It's not just tennis that needs replay. Just about every major-league baseball game features an umpire's miscue. NBA games could certainly benefit from instant replay, although exposing the referees' obviously-biased calls in favor of the league's stars might prove a little embarrassing. When the NHL is the only other big-time sport (and lately that's up for debate) that uses instant replay -- to verify disputed goals -- you know it's time for a change. Kudos to the Big Ten for trying to get its football calls right, especially since its refs have resembled the inhabitants of a Lasik clinic waiting room in recent years.
If next year's tennis majors invest in a strong replay system, Williams' loss will not be in vain. But if we're back to seeing repeated errors committed from the umpire's chair, then she -- and every other tennis player -- should lash out. Tennis -- and baseball, college sports and the NBA -- needs to get it right, before Mariana Alves and her optically challenged cronies strike again.
EL HOMBRE SEZ: The Houston Rockets acquired Dikembe Mutombo from the Bulls Wednesday and now await results of carbon dating of the antediluvian center to see whether they qualify for a senior citizen's discount on his contract. ... It hasn't been a good week for Tiger Woods. First, he lost his No. 1 ranking to Vijay Singh. Now, there are reports that his engagement to nannylicious Elin Nordegren is on the rocks. Rumor has it that Elin balked at wearing that Nike wedding gown. She was afraid it would slice open.

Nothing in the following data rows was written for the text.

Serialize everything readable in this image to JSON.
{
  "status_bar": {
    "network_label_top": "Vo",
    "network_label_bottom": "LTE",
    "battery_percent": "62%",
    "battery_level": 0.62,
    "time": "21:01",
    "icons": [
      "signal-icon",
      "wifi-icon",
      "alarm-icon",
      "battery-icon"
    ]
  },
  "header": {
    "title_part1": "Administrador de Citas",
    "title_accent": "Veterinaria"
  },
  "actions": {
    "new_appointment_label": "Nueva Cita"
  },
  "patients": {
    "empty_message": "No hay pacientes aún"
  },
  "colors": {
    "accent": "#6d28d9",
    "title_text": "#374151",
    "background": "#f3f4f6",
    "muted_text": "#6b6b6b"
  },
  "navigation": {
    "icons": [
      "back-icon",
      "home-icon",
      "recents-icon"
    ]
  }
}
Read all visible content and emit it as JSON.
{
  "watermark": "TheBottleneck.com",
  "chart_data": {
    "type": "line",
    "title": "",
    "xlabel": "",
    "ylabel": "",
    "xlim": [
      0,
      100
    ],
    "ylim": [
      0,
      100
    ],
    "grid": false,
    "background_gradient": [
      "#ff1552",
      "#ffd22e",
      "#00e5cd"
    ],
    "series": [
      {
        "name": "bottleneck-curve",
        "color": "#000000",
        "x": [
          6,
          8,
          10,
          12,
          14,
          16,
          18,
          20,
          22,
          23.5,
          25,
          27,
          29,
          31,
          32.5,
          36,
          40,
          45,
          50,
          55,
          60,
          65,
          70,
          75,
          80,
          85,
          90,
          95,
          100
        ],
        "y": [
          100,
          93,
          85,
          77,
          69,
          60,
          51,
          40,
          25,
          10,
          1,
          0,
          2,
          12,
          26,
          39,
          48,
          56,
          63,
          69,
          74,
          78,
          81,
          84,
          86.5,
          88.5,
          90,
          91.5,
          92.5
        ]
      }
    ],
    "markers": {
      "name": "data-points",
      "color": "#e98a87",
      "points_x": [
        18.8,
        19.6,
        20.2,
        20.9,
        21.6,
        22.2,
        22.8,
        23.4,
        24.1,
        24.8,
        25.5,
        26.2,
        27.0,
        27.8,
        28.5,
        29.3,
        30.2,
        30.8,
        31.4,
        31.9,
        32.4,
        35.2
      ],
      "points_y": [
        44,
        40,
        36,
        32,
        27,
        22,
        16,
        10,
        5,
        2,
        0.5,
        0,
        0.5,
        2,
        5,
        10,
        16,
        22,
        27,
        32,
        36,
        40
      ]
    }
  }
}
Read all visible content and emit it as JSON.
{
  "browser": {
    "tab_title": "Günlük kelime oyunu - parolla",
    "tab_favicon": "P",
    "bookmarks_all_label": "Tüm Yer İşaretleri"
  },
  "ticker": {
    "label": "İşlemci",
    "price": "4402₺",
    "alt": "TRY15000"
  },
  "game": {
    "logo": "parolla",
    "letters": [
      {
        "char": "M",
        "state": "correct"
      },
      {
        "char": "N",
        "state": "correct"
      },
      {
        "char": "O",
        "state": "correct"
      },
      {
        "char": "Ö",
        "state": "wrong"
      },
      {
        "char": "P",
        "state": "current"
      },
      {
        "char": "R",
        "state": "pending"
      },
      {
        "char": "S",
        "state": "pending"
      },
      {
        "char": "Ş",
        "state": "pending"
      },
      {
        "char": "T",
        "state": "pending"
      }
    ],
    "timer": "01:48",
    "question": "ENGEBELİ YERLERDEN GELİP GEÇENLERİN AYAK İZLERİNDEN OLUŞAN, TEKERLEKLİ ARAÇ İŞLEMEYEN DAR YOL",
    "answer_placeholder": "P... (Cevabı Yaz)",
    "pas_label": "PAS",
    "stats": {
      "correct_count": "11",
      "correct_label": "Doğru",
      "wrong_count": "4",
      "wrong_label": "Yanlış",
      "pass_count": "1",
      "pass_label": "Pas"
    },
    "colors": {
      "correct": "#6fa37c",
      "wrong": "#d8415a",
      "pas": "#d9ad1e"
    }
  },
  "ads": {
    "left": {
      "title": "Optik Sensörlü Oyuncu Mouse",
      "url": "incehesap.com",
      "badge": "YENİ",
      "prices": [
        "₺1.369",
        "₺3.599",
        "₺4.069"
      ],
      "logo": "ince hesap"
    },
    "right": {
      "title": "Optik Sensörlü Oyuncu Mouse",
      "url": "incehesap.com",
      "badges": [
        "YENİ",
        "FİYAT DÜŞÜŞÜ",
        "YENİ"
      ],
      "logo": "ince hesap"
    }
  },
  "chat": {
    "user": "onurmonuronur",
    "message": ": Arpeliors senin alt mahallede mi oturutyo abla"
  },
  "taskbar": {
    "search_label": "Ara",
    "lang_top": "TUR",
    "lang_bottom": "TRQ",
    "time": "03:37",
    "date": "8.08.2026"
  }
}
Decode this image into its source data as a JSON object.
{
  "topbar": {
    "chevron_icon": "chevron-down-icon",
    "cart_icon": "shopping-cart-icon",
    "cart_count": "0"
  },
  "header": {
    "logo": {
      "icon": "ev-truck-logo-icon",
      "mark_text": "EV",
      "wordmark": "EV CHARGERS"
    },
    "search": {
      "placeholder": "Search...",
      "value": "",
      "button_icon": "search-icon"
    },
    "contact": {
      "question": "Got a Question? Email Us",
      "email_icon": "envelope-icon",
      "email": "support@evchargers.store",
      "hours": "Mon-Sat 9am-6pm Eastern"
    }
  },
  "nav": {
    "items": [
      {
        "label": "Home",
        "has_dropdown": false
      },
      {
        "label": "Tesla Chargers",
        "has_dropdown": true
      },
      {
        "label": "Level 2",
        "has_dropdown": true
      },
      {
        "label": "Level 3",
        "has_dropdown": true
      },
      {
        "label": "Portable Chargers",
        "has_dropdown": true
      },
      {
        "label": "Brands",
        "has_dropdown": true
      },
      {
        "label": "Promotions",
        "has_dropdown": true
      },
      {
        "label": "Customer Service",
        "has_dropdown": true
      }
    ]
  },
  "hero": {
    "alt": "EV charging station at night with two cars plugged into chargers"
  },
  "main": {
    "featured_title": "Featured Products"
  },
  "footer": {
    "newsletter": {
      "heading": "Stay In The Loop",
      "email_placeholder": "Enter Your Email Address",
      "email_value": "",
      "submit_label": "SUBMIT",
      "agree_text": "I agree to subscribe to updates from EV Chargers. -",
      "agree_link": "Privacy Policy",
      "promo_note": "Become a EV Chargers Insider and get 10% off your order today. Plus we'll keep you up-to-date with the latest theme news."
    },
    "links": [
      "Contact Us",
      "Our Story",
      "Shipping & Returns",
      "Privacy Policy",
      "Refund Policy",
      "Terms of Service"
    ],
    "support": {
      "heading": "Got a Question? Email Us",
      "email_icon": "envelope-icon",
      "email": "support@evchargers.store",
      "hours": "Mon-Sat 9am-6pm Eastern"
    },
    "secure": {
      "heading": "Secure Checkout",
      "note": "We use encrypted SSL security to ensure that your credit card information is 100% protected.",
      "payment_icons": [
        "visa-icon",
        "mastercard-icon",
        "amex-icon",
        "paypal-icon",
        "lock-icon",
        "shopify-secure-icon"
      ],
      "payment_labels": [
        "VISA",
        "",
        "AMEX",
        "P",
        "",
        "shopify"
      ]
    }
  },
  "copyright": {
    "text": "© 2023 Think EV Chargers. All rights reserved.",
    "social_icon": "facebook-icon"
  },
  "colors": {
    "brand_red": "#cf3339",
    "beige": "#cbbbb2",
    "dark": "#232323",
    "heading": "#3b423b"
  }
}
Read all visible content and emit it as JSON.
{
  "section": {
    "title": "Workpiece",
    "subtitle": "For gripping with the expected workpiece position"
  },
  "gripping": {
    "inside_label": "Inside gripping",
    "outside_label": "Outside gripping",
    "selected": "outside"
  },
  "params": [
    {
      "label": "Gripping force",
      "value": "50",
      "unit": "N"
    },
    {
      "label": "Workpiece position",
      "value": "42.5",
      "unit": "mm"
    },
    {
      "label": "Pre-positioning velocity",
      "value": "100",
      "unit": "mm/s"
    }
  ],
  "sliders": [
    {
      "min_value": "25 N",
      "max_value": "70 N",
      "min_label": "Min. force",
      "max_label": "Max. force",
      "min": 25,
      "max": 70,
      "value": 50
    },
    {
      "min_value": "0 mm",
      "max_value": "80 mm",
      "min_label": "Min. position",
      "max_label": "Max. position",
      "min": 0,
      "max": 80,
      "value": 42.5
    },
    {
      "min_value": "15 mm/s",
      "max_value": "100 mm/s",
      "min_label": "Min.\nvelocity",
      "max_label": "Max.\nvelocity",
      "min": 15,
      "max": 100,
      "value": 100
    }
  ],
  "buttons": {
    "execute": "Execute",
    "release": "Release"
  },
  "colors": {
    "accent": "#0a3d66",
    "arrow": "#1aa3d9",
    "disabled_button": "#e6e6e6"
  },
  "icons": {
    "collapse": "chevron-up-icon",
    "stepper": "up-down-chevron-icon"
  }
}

AND ANOTHER THING: Texas heads to Fayetteville Saturday to take on Arkansas, still angry about last year's loss to the Hogs and the subsequent post-game celebration that featured the planting of a UA flag in the Memorial Stadium turf and the snapping of a joyous team picture. Get over it, Steers. When you win, you celebrate, and Texas should have been more concerned about its awful play, rather than the Razorbacks' early spring break party. UT is also miffed that last week's 65-0 win over North Texas wasn't given tremendous national exposure. All of this feeds into one thing: Nobody expects the Longhorns to win the big ones. Beating Arkansas this week would be a good start, although nobody confuses the Hogs with a powerhouse. But Texas isn't going to get any respect until it beats Oklahoma. Or at least loses to the Sooners by less than 50.